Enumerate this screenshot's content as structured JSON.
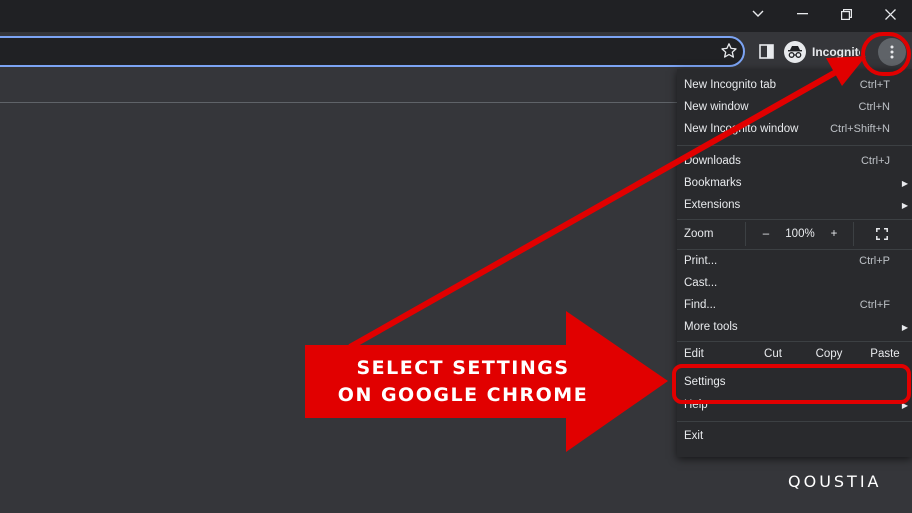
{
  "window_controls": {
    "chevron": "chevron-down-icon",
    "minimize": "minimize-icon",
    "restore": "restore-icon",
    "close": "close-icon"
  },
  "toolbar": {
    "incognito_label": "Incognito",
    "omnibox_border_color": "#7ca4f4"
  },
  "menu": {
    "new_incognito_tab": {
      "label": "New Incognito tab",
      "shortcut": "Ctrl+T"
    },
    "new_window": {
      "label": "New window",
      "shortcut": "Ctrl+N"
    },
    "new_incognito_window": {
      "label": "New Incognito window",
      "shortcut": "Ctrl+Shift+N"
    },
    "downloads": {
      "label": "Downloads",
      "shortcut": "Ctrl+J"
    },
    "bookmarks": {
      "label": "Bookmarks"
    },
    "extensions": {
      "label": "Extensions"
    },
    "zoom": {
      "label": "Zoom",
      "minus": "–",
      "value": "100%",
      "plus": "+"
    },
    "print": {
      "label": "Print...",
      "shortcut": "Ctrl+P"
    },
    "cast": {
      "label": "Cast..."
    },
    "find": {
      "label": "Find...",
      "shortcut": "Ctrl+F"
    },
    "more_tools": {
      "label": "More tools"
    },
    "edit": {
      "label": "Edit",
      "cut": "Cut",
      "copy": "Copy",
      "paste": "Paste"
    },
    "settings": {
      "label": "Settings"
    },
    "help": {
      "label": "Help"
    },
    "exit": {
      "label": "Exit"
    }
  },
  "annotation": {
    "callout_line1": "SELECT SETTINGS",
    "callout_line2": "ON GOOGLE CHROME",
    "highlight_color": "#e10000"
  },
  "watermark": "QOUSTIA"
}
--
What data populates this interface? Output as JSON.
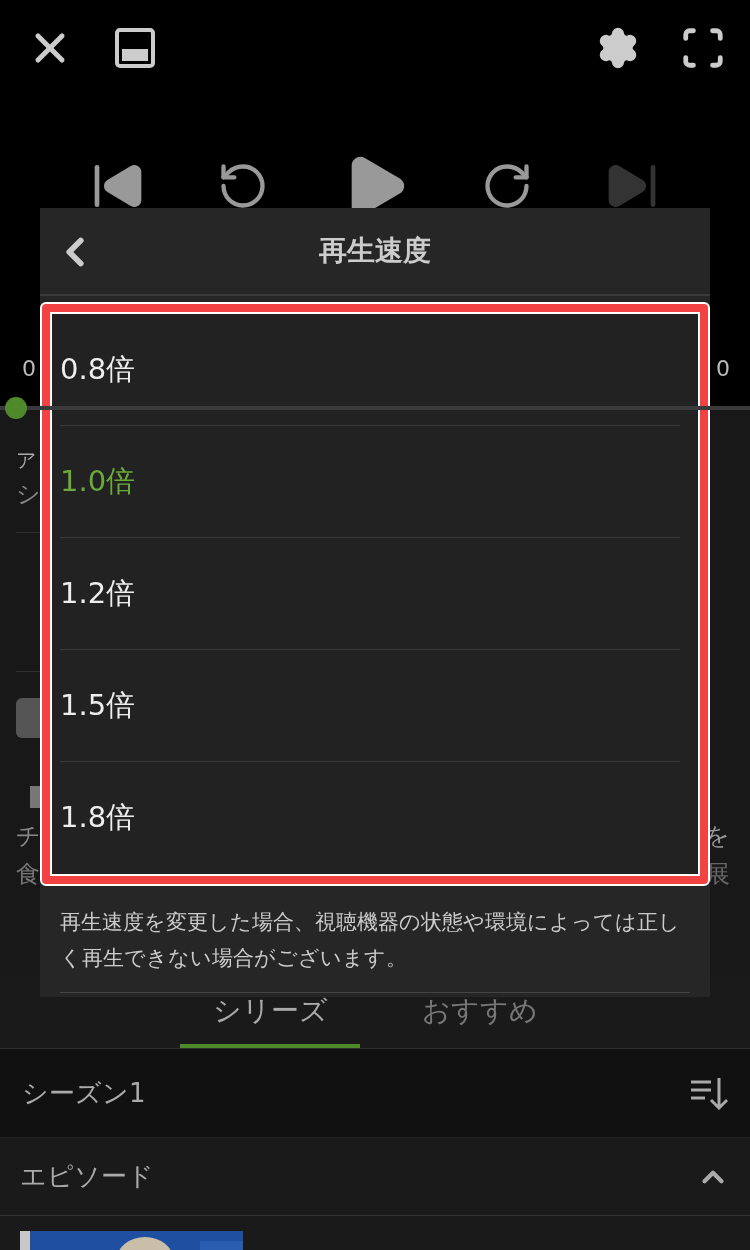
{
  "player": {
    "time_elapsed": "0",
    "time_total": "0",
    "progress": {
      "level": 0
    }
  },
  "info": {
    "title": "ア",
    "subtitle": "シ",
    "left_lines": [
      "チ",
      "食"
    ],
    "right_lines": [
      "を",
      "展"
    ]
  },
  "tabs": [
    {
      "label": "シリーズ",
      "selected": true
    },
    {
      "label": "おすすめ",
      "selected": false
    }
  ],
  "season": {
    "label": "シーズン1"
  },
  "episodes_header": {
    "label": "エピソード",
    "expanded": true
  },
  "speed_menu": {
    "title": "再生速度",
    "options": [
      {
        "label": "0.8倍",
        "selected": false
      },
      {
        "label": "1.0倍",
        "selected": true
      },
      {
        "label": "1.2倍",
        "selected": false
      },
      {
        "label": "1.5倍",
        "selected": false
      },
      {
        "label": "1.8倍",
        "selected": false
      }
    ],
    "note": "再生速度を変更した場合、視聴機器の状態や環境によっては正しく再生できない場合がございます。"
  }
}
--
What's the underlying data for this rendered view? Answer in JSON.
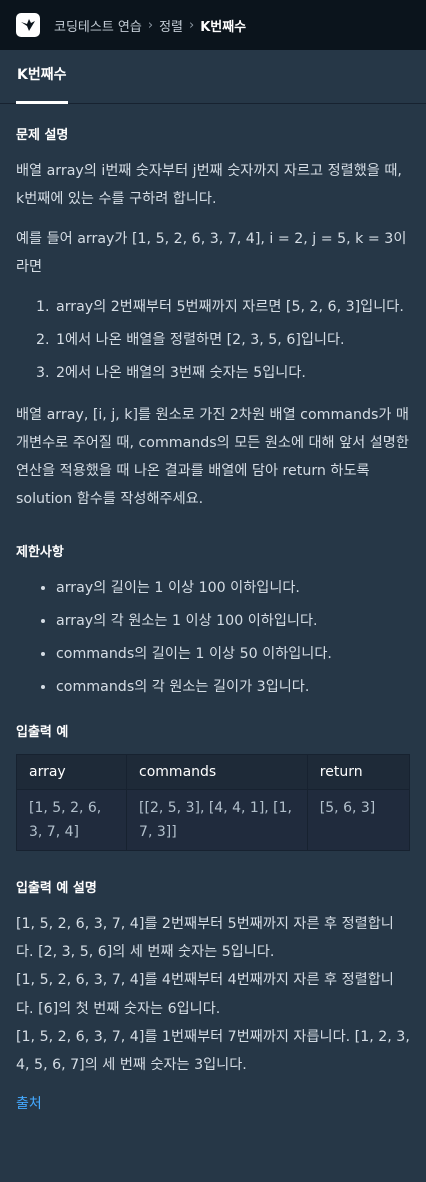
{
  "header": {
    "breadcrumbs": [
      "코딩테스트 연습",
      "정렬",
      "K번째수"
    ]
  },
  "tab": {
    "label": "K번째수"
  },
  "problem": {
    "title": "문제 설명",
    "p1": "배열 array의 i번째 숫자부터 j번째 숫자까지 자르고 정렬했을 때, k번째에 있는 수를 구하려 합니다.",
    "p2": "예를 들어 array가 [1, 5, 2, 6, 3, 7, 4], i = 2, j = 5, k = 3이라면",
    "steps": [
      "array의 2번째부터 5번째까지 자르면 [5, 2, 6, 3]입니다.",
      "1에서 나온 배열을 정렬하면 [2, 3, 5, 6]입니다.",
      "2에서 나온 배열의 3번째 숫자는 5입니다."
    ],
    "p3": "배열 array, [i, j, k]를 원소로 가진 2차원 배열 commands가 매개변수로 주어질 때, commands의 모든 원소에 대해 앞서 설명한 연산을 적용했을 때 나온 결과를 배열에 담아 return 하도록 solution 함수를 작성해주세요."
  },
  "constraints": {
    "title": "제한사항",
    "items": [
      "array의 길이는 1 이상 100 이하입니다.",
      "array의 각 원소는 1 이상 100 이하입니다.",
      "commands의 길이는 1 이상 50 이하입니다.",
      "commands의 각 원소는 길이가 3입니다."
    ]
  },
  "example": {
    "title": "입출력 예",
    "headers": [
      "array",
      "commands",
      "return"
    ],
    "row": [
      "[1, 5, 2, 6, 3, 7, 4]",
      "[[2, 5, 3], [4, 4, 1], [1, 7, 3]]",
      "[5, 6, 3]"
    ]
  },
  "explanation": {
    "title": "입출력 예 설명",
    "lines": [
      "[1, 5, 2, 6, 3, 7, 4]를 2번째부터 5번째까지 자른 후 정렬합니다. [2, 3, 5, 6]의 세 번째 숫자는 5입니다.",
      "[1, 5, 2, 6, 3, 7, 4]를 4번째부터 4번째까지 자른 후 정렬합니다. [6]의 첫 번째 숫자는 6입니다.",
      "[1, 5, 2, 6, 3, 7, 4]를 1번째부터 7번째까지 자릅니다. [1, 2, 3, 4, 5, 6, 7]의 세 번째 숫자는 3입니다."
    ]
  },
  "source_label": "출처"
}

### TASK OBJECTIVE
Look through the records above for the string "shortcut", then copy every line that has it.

### FINISHED EXERCISE
      "shortcut": "Ctrl+T"
      "shortcut": "Ctrl+N"
      "shortcut": "Ctrl+Shift+N"
      "shortcut": "Ctrl+J"
      "shortcut": "Ctrl+P"
      "shortcut": "Ctrl+F"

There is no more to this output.